Moscow refuses to adhere to the decision of the International Tribunal
The UN International Tribunal for the Law of the Sea (ITLOS) has obligated Russia to release Ukrainian sailors and warships seized in the Kerch Strait in November 2018. The international organization regards this incident as a gross violation of the UN Convention on the Law of the Sea.
Notwithstanding the rendered verdict, Russia holds off on meeting the demands of the Maritime Tribunal. The country’s authorities justify their position by the fact that the states are free to decide themselves whether to accept or not the decisions and jurisdiction of a particular UN body. At least, that was the rationale for the country’s position during voting and delivery of the decision on coercive measures, presented by Roman Kolodkin, the Russian representative, who voted down while the other 19 Tribunal members considered the arguments of Ukraine substantial enough and called for the immediate release of the captured Ukrainian sailors and return of the ships.
However, Russia had already declared that they were not about to abide themselves by the demands of the Tribunal. In this regard D.Peskov, Putin’s press secretary, stated that the verdict of the specialized tribunal would in no way affect the situation with the Ukrainian sailors and ships, referring to the decision adopted by the Constitutional Court of the Russian Federation in 2015 on the primacy of national law over international.
Simple as that: Kremlin expects to take advantage of the lack of punishment for non-compliance with decision of the international court. The Russian authorities believe that since there is no authority entitled to monitor over the implementation of rulings delivered by the Tribunal, their implementation is optional. The Tribunal’s function is framed with judgement awarding and there is no enforcement mechanism in international law, as it seems evident that pacta sunt servanda principle shall apply in this case. Moscow makes the implementation of the decision of the Tribunal dependent on the political situation and considers its implementation exclusively as a goodwill gesture, which in this case should not be expected.
Russia took the similar line in 2013 in the Greenpeace case, therefore, they expect to avoid tangible losses again. It should be noted that Kremlin has adhered to such tactics for the last five years, disregarding almost all decisions of international organisations and UN bodies related to aggression in Ukraine: United Nations General Assembly’s resolutions as regards Crimea, the Black and Azov Seas, interim decisions of the ICC on recognition of the “armed conflict” between Russia and Ukraine, and, accordingly, findings of the Office of the UN High Commissioner for Human Rights on the recognition of captured and detained Ukrainian sailors as prisoners of war.
The reasons for such line of conduct are clear: Russia still remains unpunished for violations of international law, while Kremlin considers sanctions imposed by the international community as politically motivated actions of the West aimed at “weakening” and “humiliating” Russia rather than as a punishment for the committed crimes. Responding to any accusations, Moscow exploits the idea of inefficiency and injustice of international law system established following the World War II, therefore it should be revised to take into account their “special” interests (due to the “exclusivity” of their status).
Moreover, the Russian leader deliberately creates the feeling of some inadequacy through his statements on many issues of the international agenda constantly reminding about the Russia’s possession of modern types of military weapons (including nuclear ones) and preparedness to apply them in the case of a “real” threat.

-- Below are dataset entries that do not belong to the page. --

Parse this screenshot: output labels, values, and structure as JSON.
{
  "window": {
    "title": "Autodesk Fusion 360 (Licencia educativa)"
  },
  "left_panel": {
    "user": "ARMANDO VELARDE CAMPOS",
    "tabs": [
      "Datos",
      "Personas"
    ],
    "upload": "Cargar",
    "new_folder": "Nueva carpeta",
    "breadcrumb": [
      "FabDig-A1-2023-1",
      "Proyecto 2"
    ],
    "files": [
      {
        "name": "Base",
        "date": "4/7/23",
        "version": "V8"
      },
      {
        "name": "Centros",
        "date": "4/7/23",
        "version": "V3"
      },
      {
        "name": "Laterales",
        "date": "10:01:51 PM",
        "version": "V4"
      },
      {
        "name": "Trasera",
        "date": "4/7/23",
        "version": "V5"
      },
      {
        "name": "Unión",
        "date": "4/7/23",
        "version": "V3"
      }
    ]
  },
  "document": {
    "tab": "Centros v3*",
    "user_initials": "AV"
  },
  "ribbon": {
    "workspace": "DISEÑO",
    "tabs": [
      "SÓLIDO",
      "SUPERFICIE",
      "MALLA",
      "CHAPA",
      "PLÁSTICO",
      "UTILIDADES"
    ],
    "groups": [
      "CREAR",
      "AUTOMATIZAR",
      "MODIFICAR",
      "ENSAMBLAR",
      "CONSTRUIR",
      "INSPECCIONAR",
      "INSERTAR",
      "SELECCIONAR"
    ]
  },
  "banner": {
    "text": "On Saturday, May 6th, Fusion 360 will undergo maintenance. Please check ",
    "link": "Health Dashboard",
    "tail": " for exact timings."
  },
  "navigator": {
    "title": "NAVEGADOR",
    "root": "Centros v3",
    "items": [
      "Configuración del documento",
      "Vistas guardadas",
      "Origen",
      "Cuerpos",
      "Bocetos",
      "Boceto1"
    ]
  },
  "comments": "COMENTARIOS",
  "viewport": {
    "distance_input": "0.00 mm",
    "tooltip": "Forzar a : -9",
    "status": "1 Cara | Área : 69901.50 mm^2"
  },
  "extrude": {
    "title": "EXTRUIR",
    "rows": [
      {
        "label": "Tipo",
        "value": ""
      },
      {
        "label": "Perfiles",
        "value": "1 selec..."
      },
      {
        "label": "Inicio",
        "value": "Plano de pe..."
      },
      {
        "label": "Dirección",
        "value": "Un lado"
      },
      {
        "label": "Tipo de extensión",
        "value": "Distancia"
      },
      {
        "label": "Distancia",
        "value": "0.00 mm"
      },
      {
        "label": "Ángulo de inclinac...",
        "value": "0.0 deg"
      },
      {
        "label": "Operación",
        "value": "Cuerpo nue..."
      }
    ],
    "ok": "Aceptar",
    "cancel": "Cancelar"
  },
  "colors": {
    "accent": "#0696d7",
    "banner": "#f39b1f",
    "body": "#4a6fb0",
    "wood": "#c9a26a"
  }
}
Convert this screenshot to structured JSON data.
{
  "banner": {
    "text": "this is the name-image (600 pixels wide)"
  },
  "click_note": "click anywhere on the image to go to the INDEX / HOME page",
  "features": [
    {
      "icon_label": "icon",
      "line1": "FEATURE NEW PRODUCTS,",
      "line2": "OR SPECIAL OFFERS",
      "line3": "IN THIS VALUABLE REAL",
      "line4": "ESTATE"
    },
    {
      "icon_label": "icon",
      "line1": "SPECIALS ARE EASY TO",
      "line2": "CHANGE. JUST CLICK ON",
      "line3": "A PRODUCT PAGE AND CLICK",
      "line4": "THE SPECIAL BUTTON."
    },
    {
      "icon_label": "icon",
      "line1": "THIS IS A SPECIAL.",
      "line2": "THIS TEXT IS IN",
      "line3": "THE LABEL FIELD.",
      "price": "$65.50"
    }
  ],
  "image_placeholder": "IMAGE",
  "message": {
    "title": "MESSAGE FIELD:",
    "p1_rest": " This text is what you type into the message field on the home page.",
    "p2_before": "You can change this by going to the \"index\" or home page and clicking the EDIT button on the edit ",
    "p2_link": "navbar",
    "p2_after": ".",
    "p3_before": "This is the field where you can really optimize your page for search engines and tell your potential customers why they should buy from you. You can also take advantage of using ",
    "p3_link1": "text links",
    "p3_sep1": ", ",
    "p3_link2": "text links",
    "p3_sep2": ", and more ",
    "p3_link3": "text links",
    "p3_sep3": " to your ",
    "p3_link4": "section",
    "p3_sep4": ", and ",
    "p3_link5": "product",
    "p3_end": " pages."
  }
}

These statements are meant to force the leaders of the key world players to come to the negotiating table on Russia’s terms, keeping in mind its nuclear status. That was the true message of the Russian leader following the incident in the Kerch Strait on 25 November 2018. In his speech he told that they “…wanted to negotiate …proposed to sit down and agree… but they came with their troops to our territory …and tomorrow they will require babies for breakfast…”
This is evidenced by the Russia’s saber-rattling in dangerous proximity to the NATO borders with becoming regular violations of the airspace by Russian military aircrafts and entry of Russian military ships into the territorial waters of the bordering states.
Russia has already turned the illegally annexed Crimean Peninsula into a powerful naval base on the Black Sea (having placed nuclear weapons there). They keep aggravating the situation in the Black and Azov Seas, turning them into a “grey area” to cover the schemes of prohibited types of weapons supply (including to support the Assad regime) and to deliver sea cargo to the closed ports of the Crimea bypassing the sanctions through the use of foreign companies. Following militarization of the Crimean peninsula, Russia proceeded to active deployment of military forces in the Arctic, resuming operation of the Arctic military base of the Cold War era.
Russia demands getting permission to pass through the Russian controlled straits and makes it a condition that its navigation pilots shall be present on foreign ships (both in the Black, and in the Northern, Baltic and Mediterranean seas), otherwise Russia threatens to detain the vessel, including by force.
All of this testifies to the fact that Russia is confident in unpreparedness of the West to a tough reaction in response to its provocative actions. The Russian authorities are convinced that the EU and the US are not currently interested in straining relations.